Last Tuesday, Etsy CEO Josh Silverman contested that Amazon is “taking bold steps to wipe out its competitors” by backing a new California consumer protection bill.
On Friday, Amazon left its peers when it voiced conditional support for the bill, AB 3262, that aims to hold “electronic retail marketplaces” to the same liability standards applied to brick-and-mortar retailers. Etsy, EBay’s policy arm, and other industry groups oppose the bill mentioning that existing law already protects consumers and that it will stifle small businesses that utilize online selling. Silverman says that Amazon’s support of the bill is not in good faith, quoting it as an “abuse of power market play.”
“Amazon is taking bold steps to wipe out its competitors by promoting complex, hard-to-comply-with legislation that only they can afford to absorb… Amazon’s goal is to be the only place to buy stuff online, hobbling mom-and-pops that sell unique items in their shops, or more frequently since COVID, through marketplaces like Etsy. Small businesses, struggling now more than ever, will ultimately bear the brunt of the overbearing burdens of AB 3262.”Etsy CEO Josh Silverman
One Amazon spokesperson pointed CNBC to the Friday blog post written by its public policy chief Brian Huseman. According to Huseman, the company would support AB 3262 if it includes “all online marketplaces regardless of their business models.”
“Injured consumers should be able to seek compensation regardless of how a particular online marketplace makes money,” Huseman pointed, noting how online marketplaces profit by charging sellers to list a product, by taking a cut of sales or via advertising on the market.
Last Monday, lawmakers amended the bill to include online marketplaces that profit from merchants’ advertising fees in response to Amazon’s blog post.
If it passes, AB 3262 would be the first law of the United States to hold online retailers like Amazon liable for damaged goods sold on their website.
This August, Amazon struggled as it was held liable for damages caused by a defective replacement laptop battery that caught fire and caused a woman third-degree burns.

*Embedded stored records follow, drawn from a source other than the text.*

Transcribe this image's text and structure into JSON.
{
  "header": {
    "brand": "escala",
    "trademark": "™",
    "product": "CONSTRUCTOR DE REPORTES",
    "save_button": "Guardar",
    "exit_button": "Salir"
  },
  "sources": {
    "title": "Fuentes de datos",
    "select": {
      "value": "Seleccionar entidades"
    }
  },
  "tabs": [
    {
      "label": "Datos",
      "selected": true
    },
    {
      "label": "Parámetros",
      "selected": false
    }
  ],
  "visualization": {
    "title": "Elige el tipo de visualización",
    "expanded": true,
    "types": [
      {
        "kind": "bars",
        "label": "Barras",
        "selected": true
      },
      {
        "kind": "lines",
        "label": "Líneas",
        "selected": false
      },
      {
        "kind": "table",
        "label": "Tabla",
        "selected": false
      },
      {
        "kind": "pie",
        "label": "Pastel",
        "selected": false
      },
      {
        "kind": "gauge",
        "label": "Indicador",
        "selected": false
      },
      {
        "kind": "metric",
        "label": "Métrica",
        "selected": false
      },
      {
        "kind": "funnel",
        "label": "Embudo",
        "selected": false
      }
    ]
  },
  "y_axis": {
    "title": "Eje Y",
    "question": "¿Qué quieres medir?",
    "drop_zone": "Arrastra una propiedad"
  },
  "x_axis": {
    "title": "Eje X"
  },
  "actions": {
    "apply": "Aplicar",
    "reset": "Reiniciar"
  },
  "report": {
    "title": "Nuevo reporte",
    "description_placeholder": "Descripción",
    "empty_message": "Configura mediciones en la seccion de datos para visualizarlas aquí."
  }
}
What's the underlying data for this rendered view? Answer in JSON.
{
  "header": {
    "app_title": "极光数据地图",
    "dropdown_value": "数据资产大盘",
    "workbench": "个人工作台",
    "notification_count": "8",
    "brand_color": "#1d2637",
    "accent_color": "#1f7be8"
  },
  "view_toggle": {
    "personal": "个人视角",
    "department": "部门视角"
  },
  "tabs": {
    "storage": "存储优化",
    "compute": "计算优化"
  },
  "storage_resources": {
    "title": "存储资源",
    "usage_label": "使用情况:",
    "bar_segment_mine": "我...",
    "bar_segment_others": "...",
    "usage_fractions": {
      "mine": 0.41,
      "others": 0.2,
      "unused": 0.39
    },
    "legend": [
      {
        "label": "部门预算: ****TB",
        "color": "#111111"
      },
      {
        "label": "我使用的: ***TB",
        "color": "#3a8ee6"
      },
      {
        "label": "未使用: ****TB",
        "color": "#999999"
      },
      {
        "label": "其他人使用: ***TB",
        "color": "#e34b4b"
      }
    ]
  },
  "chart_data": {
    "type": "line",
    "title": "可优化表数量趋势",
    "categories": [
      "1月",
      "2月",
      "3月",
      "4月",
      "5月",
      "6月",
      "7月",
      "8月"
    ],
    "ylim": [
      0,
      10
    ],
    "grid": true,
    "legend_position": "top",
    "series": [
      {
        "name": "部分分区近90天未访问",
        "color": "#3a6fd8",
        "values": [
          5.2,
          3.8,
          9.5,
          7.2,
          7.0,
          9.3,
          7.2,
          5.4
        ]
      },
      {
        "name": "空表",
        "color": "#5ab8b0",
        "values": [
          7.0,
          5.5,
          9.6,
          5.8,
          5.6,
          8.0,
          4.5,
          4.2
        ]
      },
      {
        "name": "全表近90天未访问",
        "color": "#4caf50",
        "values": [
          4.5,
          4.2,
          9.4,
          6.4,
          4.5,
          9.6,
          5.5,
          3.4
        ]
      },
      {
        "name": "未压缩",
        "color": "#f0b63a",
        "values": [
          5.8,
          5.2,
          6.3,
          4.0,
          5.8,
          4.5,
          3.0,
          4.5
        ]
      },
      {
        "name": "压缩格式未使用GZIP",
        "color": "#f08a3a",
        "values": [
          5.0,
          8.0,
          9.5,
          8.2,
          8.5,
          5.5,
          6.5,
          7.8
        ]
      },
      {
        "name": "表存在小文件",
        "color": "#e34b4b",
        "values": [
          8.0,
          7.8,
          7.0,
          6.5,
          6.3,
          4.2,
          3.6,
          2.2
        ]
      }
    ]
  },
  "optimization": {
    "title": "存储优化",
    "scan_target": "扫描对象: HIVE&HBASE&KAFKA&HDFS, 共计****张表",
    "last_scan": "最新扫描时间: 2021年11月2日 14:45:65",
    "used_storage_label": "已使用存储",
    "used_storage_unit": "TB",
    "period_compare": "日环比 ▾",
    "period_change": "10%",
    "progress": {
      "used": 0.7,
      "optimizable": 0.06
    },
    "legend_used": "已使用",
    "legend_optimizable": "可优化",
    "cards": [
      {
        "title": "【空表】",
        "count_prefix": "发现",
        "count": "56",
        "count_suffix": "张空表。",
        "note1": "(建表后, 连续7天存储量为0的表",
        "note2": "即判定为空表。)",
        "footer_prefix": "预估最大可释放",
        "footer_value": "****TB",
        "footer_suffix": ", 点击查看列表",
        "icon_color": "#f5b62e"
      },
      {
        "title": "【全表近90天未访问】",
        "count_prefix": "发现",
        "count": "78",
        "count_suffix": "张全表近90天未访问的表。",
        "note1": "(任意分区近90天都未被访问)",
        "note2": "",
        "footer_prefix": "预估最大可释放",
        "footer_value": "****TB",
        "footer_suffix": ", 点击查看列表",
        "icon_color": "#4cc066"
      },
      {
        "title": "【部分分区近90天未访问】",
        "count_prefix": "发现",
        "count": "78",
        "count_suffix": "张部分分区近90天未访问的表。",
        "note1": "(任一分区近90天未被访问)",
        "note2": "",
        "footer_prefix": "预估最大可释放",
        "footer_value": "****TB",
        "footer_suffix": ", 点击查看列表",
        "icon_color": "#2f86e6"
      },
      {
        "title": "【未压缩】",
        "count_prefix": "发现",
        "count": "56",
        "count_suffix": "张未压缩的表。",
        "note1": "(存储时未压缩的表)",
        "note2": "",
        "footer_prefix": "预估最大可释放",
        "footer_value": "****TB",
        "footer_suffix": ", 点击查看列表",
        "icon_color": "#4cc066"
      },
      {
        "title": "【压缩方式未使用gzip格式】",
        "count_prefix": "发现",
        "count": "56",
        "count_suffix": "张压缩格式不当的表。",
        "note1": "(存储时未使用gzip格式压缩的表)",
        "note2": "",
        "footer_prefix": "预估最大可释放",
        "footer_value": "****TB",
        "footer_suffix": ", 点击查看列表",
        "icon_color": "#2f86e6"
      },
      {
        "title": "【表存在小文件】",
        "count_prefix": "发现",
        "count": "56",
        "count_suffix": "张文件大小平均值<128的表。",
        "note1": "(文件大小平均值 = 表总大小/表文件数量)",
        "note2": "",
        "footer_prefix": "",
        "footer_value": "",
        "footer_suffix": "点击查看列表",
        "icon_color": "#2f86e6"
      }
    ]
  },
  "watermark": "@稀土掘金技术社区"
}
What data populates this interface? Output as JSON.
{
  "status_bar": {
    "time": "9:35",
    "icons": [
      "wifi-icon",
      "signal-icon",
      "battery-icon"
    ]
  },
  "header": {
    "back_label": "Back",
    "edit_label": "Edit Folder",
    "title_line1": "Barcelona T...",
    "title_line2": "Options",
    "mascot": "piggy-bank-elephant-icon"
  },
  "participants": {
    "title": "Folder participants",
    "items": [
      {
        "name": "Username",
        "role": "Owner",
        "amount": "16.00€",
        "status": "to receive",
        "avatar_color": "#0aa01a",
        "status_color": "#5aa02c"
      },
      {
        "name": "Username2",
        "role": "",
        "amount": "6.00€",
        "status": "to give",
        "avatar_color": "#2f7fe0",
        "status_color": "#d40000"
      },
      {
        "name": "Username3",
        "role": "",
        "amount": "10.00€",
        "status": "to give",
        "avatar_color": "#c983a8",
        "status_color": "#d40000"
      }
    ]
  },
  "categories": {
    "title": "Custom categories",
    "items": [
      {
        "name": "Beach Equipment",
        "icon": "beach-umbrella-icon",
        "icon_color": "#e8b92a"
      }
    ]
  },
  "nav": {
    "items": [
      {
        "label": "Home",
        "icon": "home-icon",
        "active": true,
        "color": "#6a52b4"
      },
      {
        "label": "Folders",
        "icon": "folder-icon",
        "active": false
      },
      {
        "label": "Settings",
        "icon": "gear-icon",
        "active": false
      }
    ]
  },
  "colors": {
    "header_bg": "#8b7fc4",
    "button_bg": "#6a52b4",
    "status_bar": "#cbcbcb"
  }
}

The victim, Angela Bolger, alleges she bought the laptop battery from a third-party seller, Lenoge Technology HK Ltd., on Amazon’s marketplace. Amazon won against the lawsuits that put the liability on them.
It is merely a conduit between buyers and third-party sellers. Still, the recent California ruling and the proposed liability bill may weaken that stand. Amazon supervises a marketplace hosting millions of third-party sellers and now accounts for the estimated 60% of its e-commerce sales.
Amazon hosted some damaged, counterfeit, and dangerous products. With these adversities, the company faces more pressure from regulators examining their efforts to police the marketplace. There was a hearing last July in front of the House Judiciary’s antitrust subcommittee to question CEO Jeff Bezos on the sale of counterfeits on the market on a hearing last July in front of the House Judiciary’s antitrust subcommittee. Bezos mentioned that Amazon thoroughly vetted sellers on its marketplace and called for Congress to pass more stringent laws targeting counterfeiters.